    Regulation S-K’s Item 407(h) and Schedule 14A’s Item 7 require a company to disclose the extent of its board of directors’ risk oversight role, such as how the board administers its oversight function and the board’s leadership structure. Id. To the extent cybersecurity risks are material, the company should disclose the board’s oversight of cybersecurity risks. The SEC notes that disclosures regarding the company’s cybersecurity risk management program and how the board of directors engages with management on cybersecurity issues permit investors to assess how the board is discharging its risk oversight responsibility.


The Guidance also expands on two concepts: disclosure processes and protections against insider trading.

  1. Disclosure Controls and Procedures
    Exchange Act Rules 13a-15 and 15d-15 require companies to maintain disclosure controls and procedures and evaluate their effectiveness. Id. at 8171. The Guidance advises companies to assess whether their disclosure controls and procedures are effective to process and report information regarding cybersecurity risks and incidents, including up the corporate ladder, as appropriate “to enable senior management to make disclosure decisions and certifications” and facilitate insider trading prohibitions. Id. In particular, the Guidance indicates that companies should assess whether their controls and procedures enable them to:

    • record, process, summarize, and report information related to cybersecurity risks and incidents required to be disclosed in filings;
    • identify cybersecurity risks and incidents;
    • assess and analyze the impact of cybersecurity risks and incidents on a company’s business;
    • evaluate the significance associated with such risks and incidents;
    • provide for open communications between technical experts and disclosure advisors; and
    • ensure timely disclosures regarding such risks and incidents.
  2. Insider Trading
    The Guidance reminds companies that their directors, officers, and other corporate insiders should be mindful of complying with the laws related to insider trading in connection with material nonpublic information about cybersecurity risks and incidents, including as related to vulnerabilities and breaches. Id. at 8171–72.The Guidance encourages “companies to consider how their codes of ethics and insider trading policies take into account and prevent trading on the basis of material nonpublic information related to cybersecurity risks and incidents.” Id. Companies should have policies and procedures in place to prevent trading on the basis of all types of material nonpublic information, including as appropriate information relating to cybersecurity risks and incidents.
  3. Regulation FD and Selective Disclosure
    Companies should also be sensitive to cybersecurity in the context of evaluating disclosure obligations under Regulation FD and protecting against selective disclosure of material information.

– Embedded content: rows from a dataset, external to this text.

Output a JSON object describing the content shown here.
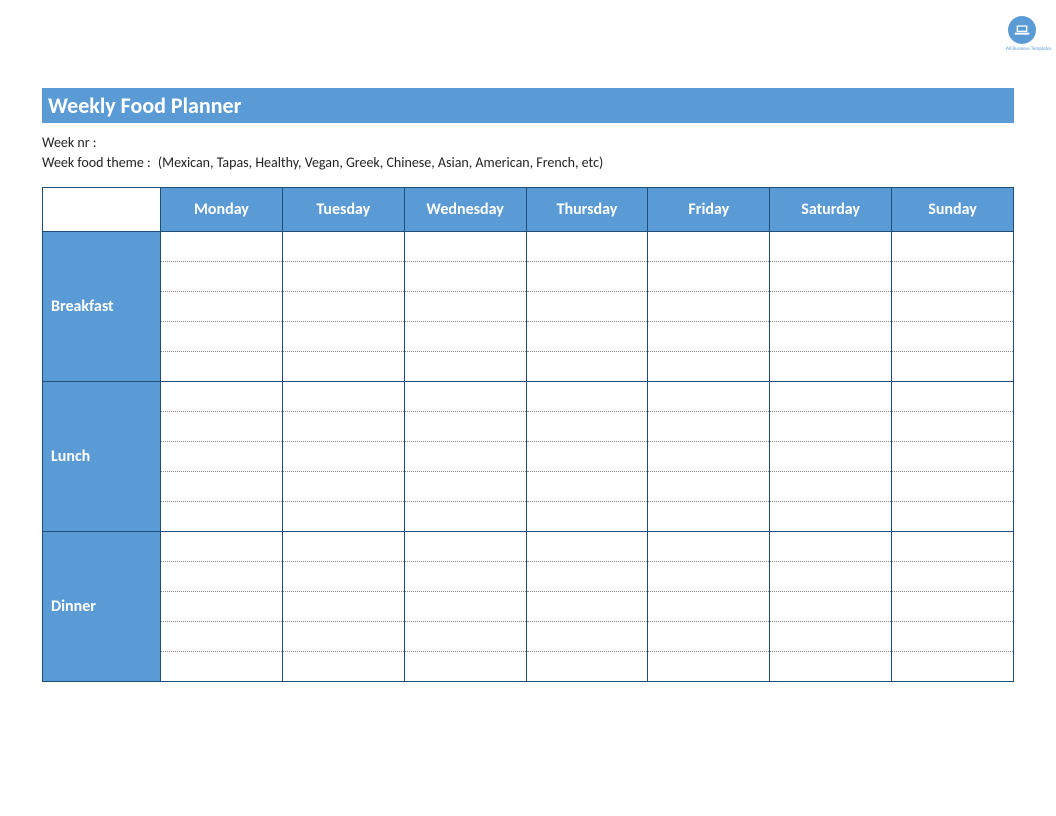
{
  "logo": {
    "text": "All Business Templates"
  },
  "header": {
    "title": "Weekly Food Planner"
  },
  "meta": {
    "week_nr_label": "Week nr :",
    "week_nr_value": "",
    "theme_label": "Week food theme :",
    "theme_value": "(Mexican, Tapas, Healthy, Vegan, Greek, Chinese, Asian, American, French, etc)"
  },
  "planner": {
    "days": [
      "Monday",
      "Tuesday",
      "Wednesday",
      "Thursday",
      "Friday",
      "Saturday",
      "Sunday"
    ],
    "meals": [
      "Breakfast",
      "Lunch",
      "Dinner"
    ],
    "lines_per_cell": 5,
    "grid": {
      "Breakfast": {
        "Monday": "",
        "Tuesday": "",
        "Wednesday": "",
        "Thursday": "",
        "Friday": "",
        "Saturday": "",
        "Sunday": ""
      },
      "Lunch": {
        "Monday": "",
        "Tuesday": "",
        "Wednesday": "",
        "Thursday": "",
        "Friday": "",
        "Saturday": "",
        "Sunday": ""
      },
      "Dinner": {
        "Monday": "",
        "Tuesday": "",
        "Wednesday": "",
        "Thursday": "",
        "Friday": "",
        "Saturday": "",
        "Sunday": ""
      }
    }
  },
  "colors": {
    "accent": "#5b9bd5",
    "border": "#1f4e79"
  }
}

Id. at 8172. The Guidance provides that companies should not selectively disclose material, nonpublic information regarding cybersecurity risks and incidents to Regulation FD enumerated persons before disclosing the same information to the public and outlines an expectation that company policies and procedures would contemplate this risk.

SEC Chair Jay Clayton, “Statement on Cybersecurity Interpretive Guidance” (Feb. 21, 2018), available at

2 Commissioner Robert J. Jackson, Jr., “Statement on Commission Statement and Guidance on Public Company Cybersecurity Disclosures” (Feb. 21, 2018), available at

3 Commissioner Kara M. Stein, “Statement on Commission Statement and Guidance on Public Company Disclosures” (Feb. 21, 2018), available at